A major international study has been published in The Lancet which reveals the scale of global diabetes epidemic, with the disease becoming more common almost everywhere in the world.

The study, which was funded by the Bill and Melinda Gates Foundation and the World Health Organisation, took worldwide data on diabetes since 1980 and found that the number of adults with the disease reached 347 million in 2008. This is more than double the number in 1980 and way up on a previous study in 2009 which put the number worldwide at 285 million.

The results, which revealed that high blood glucose and diabetes are responsible for over three million deaths worldwide each year, show that 70% of the rise was due to population growth and ageing, with the other 30% due to higher prevalence. The proportion of adults with diabetes rose to 9.8% of men and 9.2% of women in 2008, compared with 8.3% and 7.5% in 1980.

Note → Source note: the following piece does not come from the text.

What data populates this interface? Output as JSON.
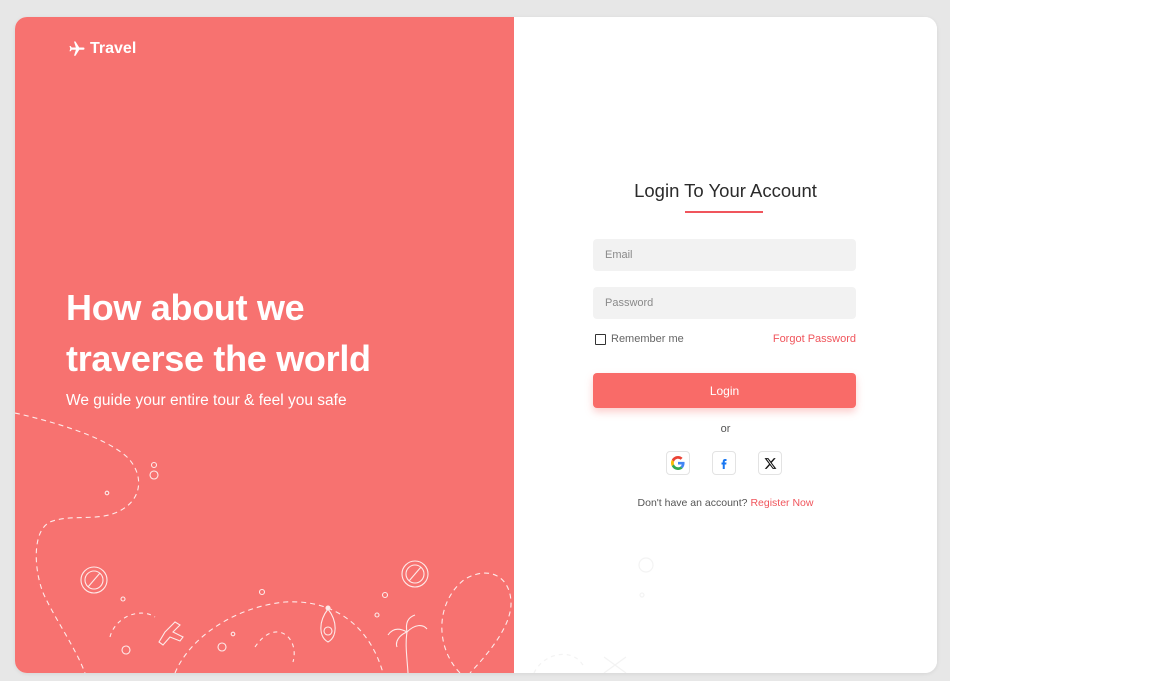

The study was co-led by Majid Ezzati from Imperial College London and Goodarz Danaei from the Harvard School of Public Health. Prof Ezzati noted that diabetes "is becoming more common almost everywhere in the world", which is in contrast to blood pressure and cholesterol, which have both fallen in many regions. Dr Danaei added that "unless we develop better programmes for detecting people with elevated blood sugar and helping them to improve their diet and physical activity and control their weight, diabetes will inevitably continue to impose a major burden on health systems around the world."

 2.7 million study participants

The study included blood sugar measurements from 2.7 million participants aged 25 or more across the world. It found that diabetes has taken off most dramatically in Pacific Island nations, which now have the highest diabetes levels in the world.

In the Marshall Islands, for example, a staggering one in three women and one in four men have diabetes. Glucose and diabetes were also particularly high in south Asia, Latin America, the Caribbean, Central Asia, North Africa and the Middle East.

However, the rise in diabetes was relatively small in western Europe and highest in North America. Off the richer nations, diabetes and glucose levels were highest in the USA, Greenland, Malta, New Zealand and Spain, and lowest in the Netherlands, Austria and France.

Of the aforementioned 347 million people with diabetes, 138 million live in China and India and another 36 million in the USA and Russia. The region with the lowest glucose levels was sub-Saharan Africa, followed by east and southeast Asia.